[[ Input data, beginning ]]

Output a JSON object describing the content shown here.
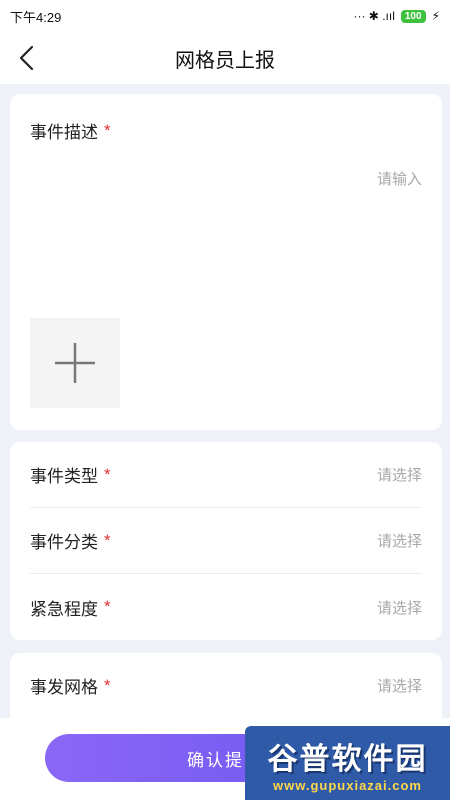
{
  "status_bar": {
    "time": "下午4:29",
    "indicators": "··· ✱ .ııl",
    "battery": "100"
  },
  "nav": {
    "title": "网格员上报"
  },
  "description_card": {
    "label": "事件描述",
    "required": "*",
    "placeholder": "请输入"
  },
  "type_card": {
    "rows": [
      {
        "label": "事件类型",
        "required": "*",
        "value": "请选择"
      },
      {
        "label": "事件分类",
        "required": "*",
        "value": "请选择"
      },
      {
        "label": "紧急程度",
        "required": "*",
        "value": "请选择"
      }
    ]
  },
  "grid_card": {
    "rows": [
      {
        "label": "事发网格",
        "required": "*",
        "value": "请选择"
      }
    ]
  },
  "submit": {
    "label": "确认提交"
  },
  "watermark": {
    "main": "谷普软件园",
    "sub": "www.gupuxiazai.com"
  },
  "colors": {
    "accent_start": "#8b67f7",
    "accent_end": "#6a55ef",
    "required": "#e03131"
  }
}
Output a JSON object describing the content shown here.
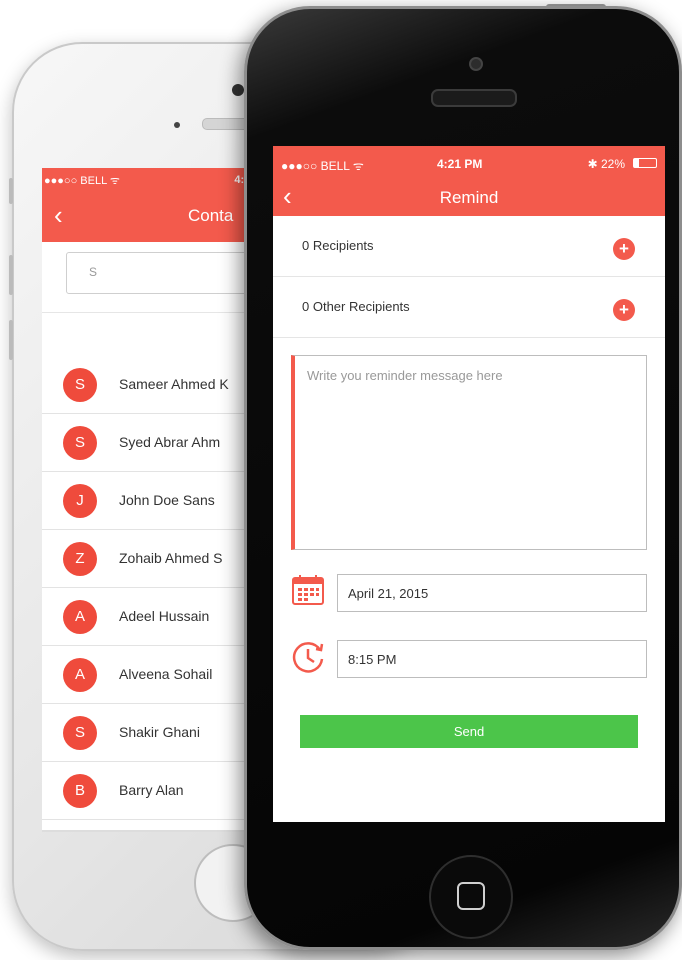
{
  "back_phone": {
    "status": {
      "carrier": "●●●○○ BELL ᯤ",
      "time": "4:21 PM"
    },
    "nav": {
      "back": "‹",
      "title": "Conta"
    },
    "search": {
      "value": "S"
    },
    "contacts": [
      {
        "initial": "S",
        "name": "Sameer Ahmed K"
      },
      {
        "initial": "S",
        "name": "Syed Abrar Ahm"
      },
      {
        "initial": "J",
        "name": "John Doe Sans"
      },
      {
        "initial": "Z",
        "name": "Zohaib Ahmed S"
      },
      {
        "initial": "A",
        "name": "Adeel Hussain"
      },
      {
        "initial": "A",
        "name": "Alveena Sohail"
      },
      {
        "initial": "S",
        "name": "Shakir Ghani"
      },
      {
        "initial": "B",
        "name": "Barry Alan"
      }
    ]
  },
  "front_phone": {
    "status": {
      "carrier": "●●●○○ BELL ᯤ",
      "time": "4:21 PM",
      "battery_text": "✱ 22%",
      "battery_level": 0.22
    },
    "nav": {
      "back": "‹",
      "title": "Remind"
    },
    "recipients": {
      "label": "0 Recipients",
      "add": "+"
    },
    "other_recipients": {
      "label": "0 Other Recipients",
      "add": "+"
    },
    "message": {
      "placeholder": "Write you reminder message here"
    },
    "date": {
      "value": "April 21, 2015",
      "icon": "calendar-icon"
    },
    "time": {
      "value": "8:15 PM",
      "icon": "clock-icon"
    },
    "send_label": "Send"
  },
  "colors": {
    "accent": "#f35a4c",
    "avatar": "#ef4b3c",
    "send": "#4cc54a"
  }
}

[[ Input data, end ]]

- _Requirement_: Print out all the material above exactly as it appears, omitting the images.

- _Written answer_:
Output a JSON object describing the content shown here.
{
  "status_bar": {
    "time": "下午4:29",
    "indicators": "··· ✱ .ııl",
    "battery": "100"
  },
  "nav": {
    "title": "网格员上报"
  },
  "description_card": {
    "label": "事件描述",
    "required": "*",
    "placeholder": "请输入"
  },
  "type_card": {
    "rows": [
      {
        "label": "事件类型",
        "required": "*",
        "value": "请选择"
      },
      {
        "label": "事件分类",
        "required": "*",
        "value": "请选择"
      },
      {
        "label": "紧急程度",
        "required": "*",
        "value": "请选择"
      }
    ]
  },
  "grid_card": {
    "rows": [
      {
        "label": "事发网格",
        "required": "*",
        "value": "请选择"
      }
    ]
  },
  "submit": {
    "label": "确认提交"
  },
  "watermark": {
    "main": "谷普软件园",
    "sub": "www.gupuxiazai.com"
  },
  "colors": {
    "accent_start": "#8b67f7",
    "accent_end": "#6a55ef",
    "required": "#e03131"
  }
}
Output a JSON object describing the content shown here.
{
  "back_phone": {
    "status": {
      "carrier": "●●●○○ BELL ᯤ",
      "time": "4:21 PM"
    },
    "nav": {
      "back": "‹",
      "title": "Conta"
    },
    "search": {
      "value": "S"
    },
    "contacts": [
      {
        "initial": "S",
        "name": "Sameer Ahmed K"
      },
      {
        "initial": "S",
        "name": "Syed Abrar Ahm"
      },
      {
        "initial": "J",
        "name": "John Doe Sans"
      },
      {
        "initial": "Z",
        "name": "Zohaib Ahmed S"
      },
      {
        "initial": "A",
        "name": "Adeel Hussain"
      },
      {
        "initial": "A",
        "name": "Alveena Sohail"
      },
      {
        "initial": "S",
        "name": "Shakir Ghani"
      },
      {
        "initial": "B",
        "name": "Barry Alan"
      }
    ]
  },
  "front_phone": {
    "status": {
      "carrier": "●●●○○ BELL ᯤ",
      "time": "4:21 PM",
      "battery_text": "✱ 22%",
      "battery_level": 0.22
    },
    "nav": {
      "back": "‹",
      "title": "Remind"
    },
    "recipients": {
      "label": "0 Recipients",
      "add": "+"
    },
    "other_recipients": {
      "label": "0 Other Recipients",
      "add": "+"
    },
    "message": {
      "placeholder": "Write you reminder message here"
    },
    "date": {
      "value": "April 21, 2015",
      "icon": "calendar-icon"
    },
    "time": {
      "value": "8:15 PM",
      "icon": "clock-icon"
    },
    "send_label": "Send"
  },
  "colors": {
    "accent": "#f35a4c",
    "avatar": "#ef4b3c",
    "send": "#4cc54a"
  }
}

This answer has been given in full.